How do stateless widgets work?

  • StatelessWidget is a trivial subclass of Widget that defines a StatelessWidget.build method and configures a StatelessElement.

  • StatelessElement is a ComponentElement subclass that invokes StatelessWidget.build in response to StatelessElement.build (e.g., delegates building to its widget).

How do stateful widgets work?

  • StatefulWidget is associated with StatefulElement, a ComponentElement that is almost identical to StatelessElement. The key difference is that the StatefulElement retains a reference to the State of the corresponding StatefulWidget, invoking methods on that instance rather than the widget itself. For instance, when StatefulElement.update is invoked, the State instance is notified via State.didUpdateWidget.

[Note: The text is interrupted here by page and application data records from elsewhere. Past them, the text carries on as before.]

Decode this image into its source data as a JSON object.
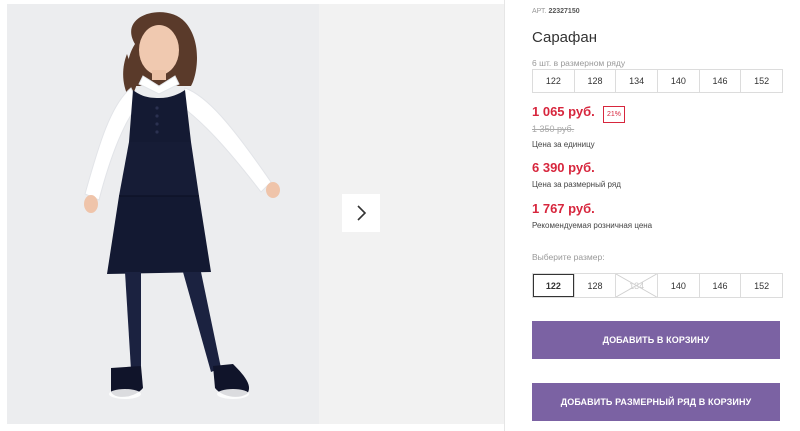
{
  "product": {
    "sku_label": "АРТ.",
    "sku": "22327150",
    "title": "Сарафан"
  },
  "pack": {
    "note": "6 шт. в размерном ряду",
    "sizes": [
      "122",
      "128",
      "134",
      "140",
      "146",
      "152"
    ]
  },
  "prices": {
    "unit_price": "1 065 руб.",
    "discount": "21%",
    "old_price": "1 350 руб.",
    "unit_caption": "Цена за единицу",
    "pack_price": "6 390 руб.",
    "pack_caption": "Цена за размерный ряд",
    "retail_price": "1 767 руб.",
    "retail_caption": "Рекомендуемая розничная цена"
  },
  "size_select": {
    "label": "Выберите размер:",
    "sizes": [
      "122",
      "128",
      "134",
      "140",
      "146",
      "152"
    ],
    "selected": "122",
    "unavailable": "134"
  },
  "buttons": {
    "add_to_cart": "ДОБАВИТЬ В КОРЗИНУ",
    "add_pack_to_cart": "ДОБАВИТЬ РАЗМЕРНЫЙ РЯД В КОРЗИНУ"
  },
  "gallery": {
    "next_icon": "chevron-right-icon"
  },
  "colors": {
    "accent": "#7b62a3",
    "price": "#d7263d"
  }
}
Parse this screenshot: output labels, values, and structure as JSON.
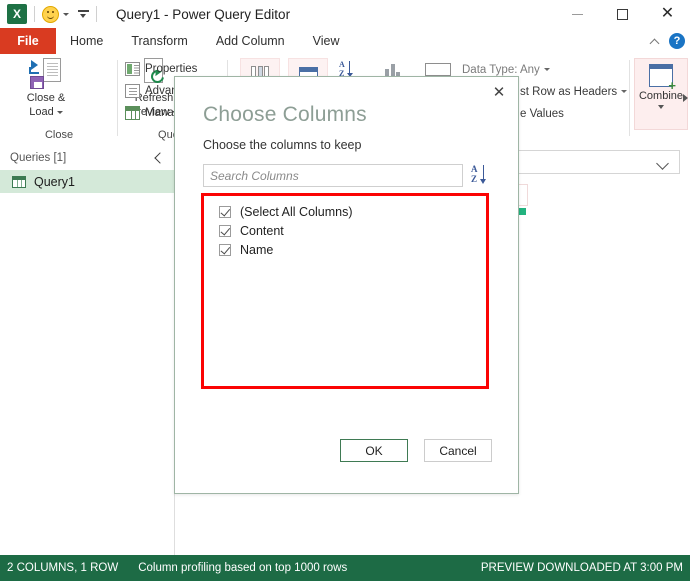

  • StatefulElement creates the associated State instance when it is constructed (i.e., in StatefulWidget.createElement). Then, when the StatefulElement is built for the first time (via StatefulElement._firstBuild, called by StatefulElement.mount), State.initState is invoked. Crucially, State instance and the StatefulWidget reference the same element.

  • Since State is associated with the underlying StatefulElement, if the widget changes, provided that StatefulElement.updateChild is able to reuse the same element (because the widget’s runtime type and key both match), State will be preserved. Otherwise, the State will be recreated.

Why is changing tree depth expensive?

  • Flutter doesn't have the ability to compare trees. That is, only an element's immediate children are considered when matching widgets and elements (via RenderObjectElement.updateChildren).

  • When increasing the tree depth (i.e., inserting an intermediate node), the existing parent will be configured with a child corresponding to the intermediate widget. In most cases, this widget will not correspond to a previous child (i.e., Widget.canUpdate will return false). Thus, the new element will be freshly inflated. Since the intermediate node is the new owner of its parent's children, each of those children will also be inflated (the intermediate node doesn't have access to the existing elements). This will proceed down the entire subtree.

  • When decreasing the tree depth, the parent will once again be assigned new children which likely won't sync with old children. Thus, the new children will need to be inflated, cascading down the entire subtree.

  • Adding a GlobalKey to the previous child can mitigate this issue since Element.updateChild is able to reuse elements that are stored in the GlobalKey registry (allowing that subtree to simply be reinserted instead of rebuilt).

How do notifications work?

  • Notification support is not built directly into the widget abstraction, but layered on top of it.

  • Notification is an abstract class that searches up the element tree, visiting each widget subclass of NotificationListener (Notification.dispatch calls Notification.visitAncestor, which performs this walk).

    • The notification invokes NotificationListener._dispatch on each suitable widget, comparing the notification's static type with the callback's type parameter. If there's a match (i.e., the notification is a subtype of the callback's type parameter), the listener is invoked.

    • If the listener returns true, the walk terminates. Otherwise, the notification continues to bubble up the tree.